- PROBLEM: In the entries below, every line that contains "value" must be located and copied.

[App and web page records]
━━━━━━━━━━

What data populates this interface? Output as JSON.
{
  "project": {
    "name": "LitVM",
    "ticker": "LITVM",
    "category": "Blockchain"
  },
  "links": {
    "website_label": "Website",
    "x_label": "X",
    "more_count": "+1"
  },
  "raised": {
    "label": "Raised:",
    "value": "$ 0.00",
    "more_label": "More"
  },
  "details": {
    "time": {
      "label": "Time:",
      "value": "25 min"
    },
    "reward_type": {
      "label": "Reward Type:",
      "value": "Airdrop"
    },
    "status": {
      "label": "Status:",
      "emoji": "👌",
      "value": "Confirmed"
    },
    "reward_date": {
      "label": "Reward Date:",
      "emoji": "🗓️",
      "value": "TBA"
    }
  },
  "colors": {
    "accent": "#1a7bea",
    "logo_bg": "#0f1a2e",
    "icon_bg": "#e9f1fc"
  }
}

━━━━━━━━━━

- THE ANSWER:
    "value": "$ 0.00",
      "value": "25 min"
      "value": "Airdrop"
      "value": "Confirmed"
      "value": "TBA"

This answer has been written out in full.